Coccinellids as biological control agents of soft bodied insects: A review
Ajaz Ahmad Kundoo and Akhtar Ali Khan
Ladybird beetles (Coleoptera: Coccinellidae) are a species-rich, ecologically diverse group of substantial agricultural significance, inhabit in all types of terrestrial ecosystems. In the present review the biological control of soft bodied insects by ladybird beetles is analyzed. The family Coccinellidae comprises 6,000 described species worldwide, of which 90% are considered beneficial predators and is divided into six subfamilies: Sticholotidinae, Chilocorinae, Scymninae, Coccidulinae, Coccinellinae and Epilachninae although a recent phylogeny suggests a seventh subfamily, Ortaliinae. They have great economic importance as natural enemies, exhibit a predatory nature against many soft bodied insect pests such as aphids (Aphididae: Homoptera), scale insects and mealy bugs (coccoidea: Homoptera), whiteflies (Aleyrodidae: Homoptera), Thrips (Thripidae: Thysanoptera), jassids (Cicadellidae: Homoptera), psyllids (Psyllidae; Homoptera), small larvae, insect eggs, and phytophagous mites. These have been used in both classical and augmentative biological control programmes and are also considered important in conservation biological control programmes.
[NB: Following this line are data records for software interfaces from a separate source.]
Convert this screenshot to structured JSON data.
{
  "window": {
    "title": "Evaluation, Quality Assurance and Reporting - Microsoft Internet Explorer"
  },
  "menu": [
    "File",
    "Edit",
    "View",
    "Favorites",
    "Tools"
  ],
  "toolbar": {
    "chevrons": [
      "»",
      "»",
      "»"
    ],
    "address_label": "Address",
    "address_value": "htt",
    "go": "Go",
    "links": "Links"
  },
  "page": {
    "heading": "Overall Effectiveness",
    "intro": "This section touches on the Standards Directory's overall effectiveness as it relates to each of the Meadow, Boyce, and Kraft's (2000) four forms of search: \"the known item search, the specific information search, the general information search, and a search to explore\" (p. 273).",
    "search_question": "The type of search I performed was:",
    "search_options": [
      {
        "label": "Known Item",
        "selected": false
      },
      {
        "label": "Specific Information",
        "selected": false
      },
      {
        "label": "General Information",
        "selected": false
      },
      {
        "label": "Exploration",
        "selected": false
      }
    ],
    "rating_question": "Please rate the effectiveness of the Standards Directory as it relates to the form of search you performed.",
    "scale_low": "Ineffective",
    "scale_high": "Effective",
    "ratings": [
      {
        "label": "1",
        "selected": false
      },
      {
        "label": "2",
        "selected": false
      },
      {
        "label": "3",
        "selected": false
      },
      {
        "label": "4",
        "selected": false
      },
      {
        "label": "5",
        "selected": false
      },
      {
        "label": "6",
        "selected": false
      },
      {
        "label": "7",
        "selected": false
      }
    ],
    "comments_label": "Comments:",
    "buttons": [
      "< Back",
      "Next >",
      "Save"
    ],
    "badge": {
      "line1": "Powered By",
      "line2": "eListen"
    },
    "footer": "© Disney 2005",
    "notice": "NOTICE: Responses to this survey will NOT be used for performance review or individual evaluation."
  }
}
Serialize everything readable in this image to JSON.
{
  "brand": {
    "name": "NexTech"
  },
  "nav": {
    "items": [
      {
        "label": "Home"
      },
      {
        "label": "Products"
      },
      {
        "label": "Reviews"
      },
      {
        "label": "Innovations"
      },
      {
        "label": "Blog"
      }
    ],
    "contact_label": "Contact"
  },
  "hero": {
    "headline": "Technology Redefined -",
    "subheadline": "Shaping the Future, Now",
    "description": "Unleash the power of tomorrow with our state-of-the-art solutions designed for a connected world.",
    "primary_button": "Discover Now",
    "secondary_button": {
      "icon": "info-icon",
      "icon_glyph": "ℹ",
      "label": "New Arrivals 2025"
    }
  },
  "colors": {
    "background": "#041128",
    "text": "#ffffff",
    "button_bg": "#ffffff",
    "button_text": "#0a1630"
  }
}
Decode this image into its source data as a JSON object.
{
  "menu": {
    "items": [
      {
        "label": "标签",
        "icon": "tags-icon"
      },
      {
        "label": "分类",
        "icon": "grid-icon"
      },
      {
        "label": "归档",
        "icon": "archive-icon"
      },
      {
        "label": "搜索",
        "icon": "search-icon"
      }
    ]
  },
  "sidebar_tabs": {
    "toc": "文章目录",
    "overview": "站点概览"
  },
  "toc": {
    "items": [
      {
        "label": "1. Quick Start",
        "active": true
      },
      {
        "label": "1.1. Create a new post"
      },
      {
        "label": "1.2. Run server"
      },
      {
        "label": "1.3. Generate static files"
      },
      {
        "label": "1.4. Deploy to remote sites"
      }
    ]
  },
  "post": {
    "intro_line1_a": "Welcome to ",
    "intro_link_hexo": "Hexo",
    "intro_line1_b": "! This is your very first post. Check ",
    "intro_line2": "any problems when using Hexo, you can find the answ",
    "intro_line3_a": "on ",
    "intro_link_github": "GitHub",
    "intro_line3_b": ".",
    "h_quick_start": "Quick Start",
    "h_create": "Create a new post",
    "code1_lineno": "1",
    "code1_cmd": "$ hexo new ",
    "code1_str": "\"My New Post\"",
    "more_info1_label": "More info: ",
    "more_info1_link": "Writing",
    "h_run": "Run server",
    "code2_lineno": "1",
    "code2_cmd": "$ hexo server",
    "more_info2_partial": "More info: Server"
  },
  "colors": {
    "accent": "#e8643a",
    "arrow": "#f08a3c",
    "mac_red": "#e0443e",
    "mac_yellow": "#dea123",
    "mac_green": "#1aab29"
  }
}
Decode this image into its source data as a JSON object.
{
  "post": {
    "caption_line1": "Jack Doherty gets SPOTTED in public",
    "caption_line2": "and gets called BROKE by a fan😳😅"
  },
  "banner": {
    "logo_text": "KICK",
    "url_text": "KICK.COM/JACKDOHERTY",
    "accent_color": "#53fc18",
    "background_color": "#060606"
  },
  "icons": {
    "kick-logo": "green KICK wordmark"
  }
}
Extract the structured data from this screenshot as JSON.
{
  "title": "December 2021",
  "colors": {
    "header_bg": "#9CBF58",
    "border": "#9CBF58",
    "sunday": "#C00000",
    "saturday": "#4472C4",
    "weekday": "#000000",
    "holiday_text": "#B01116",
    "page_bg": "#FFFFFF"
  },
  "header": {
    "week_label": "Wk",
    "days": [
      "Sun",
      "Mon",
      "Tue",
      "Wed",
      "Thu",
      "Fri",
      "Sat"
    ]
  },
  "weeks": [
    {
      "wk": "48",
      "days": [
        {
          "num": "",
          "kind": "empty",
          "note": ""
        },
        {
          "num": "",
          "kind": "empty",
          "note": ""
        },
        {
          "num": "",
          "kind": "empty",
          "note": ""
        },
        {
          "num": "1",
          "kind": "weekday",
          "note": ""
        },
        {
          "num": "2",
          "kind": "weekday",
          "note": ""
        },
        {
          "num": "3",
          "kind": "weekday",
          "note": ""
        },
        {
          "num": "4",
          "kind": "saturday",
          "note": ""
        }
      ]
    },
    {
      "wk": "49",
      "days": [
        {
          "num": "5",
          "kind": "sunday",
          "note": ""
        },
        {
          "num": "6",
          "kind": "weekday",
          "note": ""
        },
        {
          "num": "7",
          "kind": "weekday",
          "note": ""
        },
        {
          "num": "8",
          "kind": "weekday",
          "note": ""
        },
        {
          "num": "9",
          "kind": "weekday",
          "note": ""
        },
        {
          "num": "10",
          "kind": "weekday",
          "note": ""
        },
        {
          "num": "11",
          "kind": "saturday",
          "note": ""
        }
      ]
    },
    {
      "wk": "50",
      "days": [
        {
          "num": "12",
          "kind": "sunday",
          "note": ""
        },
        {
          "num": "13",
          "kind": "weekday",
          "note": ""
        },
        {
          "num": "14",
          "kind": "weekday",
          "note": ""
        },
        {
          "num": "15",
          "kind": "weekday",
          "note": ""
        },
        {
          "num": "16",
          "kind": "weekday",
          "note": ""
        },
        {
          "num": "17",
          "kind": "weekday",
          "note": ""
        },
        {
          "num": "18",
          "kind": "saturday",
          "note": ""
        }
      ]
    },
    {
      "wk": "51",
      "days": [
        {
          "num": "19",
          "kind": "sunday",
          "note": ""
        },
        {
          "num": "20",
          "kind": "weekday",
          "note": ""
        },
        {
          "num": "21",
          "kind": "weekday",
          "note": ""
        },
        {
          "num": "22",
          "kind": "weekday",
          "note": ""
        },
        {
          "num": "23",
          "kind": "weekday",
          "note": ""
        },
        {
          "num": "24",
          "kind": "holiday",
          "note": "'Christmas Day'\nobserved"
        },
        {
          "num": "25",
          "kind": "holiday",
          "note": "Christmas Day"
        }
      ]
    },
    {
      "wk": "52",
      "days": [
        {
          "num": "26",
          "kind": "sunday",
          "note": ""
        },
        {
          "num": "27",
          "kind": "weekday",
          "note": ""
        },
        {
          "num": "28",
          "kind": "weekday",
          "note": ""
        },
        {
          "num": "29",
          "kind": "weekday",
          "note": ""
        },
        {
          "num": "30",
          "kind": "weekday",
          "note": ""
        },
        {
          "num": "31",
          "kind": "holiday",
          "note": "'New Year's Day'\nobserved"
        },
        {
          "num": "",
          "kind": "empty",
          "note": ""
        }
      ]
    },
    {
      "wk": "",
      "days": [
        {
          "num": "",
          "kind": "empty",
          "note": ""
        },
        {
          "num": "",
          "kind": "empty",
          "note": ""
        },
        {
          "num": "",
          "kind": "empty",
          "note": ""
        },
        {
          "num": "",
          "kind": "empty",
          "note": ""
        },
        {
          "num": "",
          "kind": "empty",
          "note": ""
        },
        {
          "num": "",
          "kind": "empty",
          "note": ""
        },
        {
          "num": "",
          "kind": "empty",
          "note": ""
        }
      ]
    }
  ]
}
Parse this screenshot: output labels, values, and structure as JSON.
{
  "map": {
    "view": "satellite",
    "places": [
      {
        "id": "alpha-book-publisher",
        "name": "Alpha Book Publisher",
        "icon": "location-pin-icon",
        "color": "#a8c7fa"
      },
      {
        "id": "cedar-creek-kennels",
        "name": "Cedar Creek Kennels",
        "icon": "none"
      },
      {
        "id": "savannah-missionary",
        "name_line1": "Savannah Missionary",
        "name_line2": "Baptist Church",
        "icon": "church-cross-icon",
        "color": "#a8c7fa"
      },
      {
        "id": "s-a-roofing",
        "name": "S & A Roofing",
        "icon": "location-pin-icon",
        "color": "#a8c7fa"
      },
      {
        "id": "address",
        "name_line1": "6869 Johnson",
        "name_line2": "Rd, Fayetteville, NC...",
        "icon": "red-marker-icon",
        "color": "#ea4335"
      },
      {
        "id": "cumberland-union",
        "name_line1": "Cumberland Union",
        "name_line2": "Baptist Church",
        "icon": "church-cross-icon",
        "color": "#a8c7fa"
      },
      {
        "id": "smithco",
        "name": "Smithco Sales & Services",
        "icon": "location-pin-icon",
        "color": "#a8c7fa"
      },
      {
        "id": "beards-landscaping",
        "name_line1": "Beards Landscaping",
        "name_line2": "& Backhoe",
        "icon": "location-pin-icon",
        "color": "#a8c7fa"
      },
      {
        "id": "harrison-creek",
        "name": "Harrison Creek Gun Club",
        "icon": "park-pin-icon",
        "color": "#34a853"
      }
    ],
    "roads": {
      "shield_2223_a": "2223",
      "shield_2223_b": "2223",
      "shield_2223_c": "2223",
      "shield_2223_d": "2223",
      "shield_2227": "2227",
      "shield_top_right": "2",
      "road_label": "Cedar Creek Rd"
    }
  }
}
They are of high priority in organic cropping and integrated pest management systems.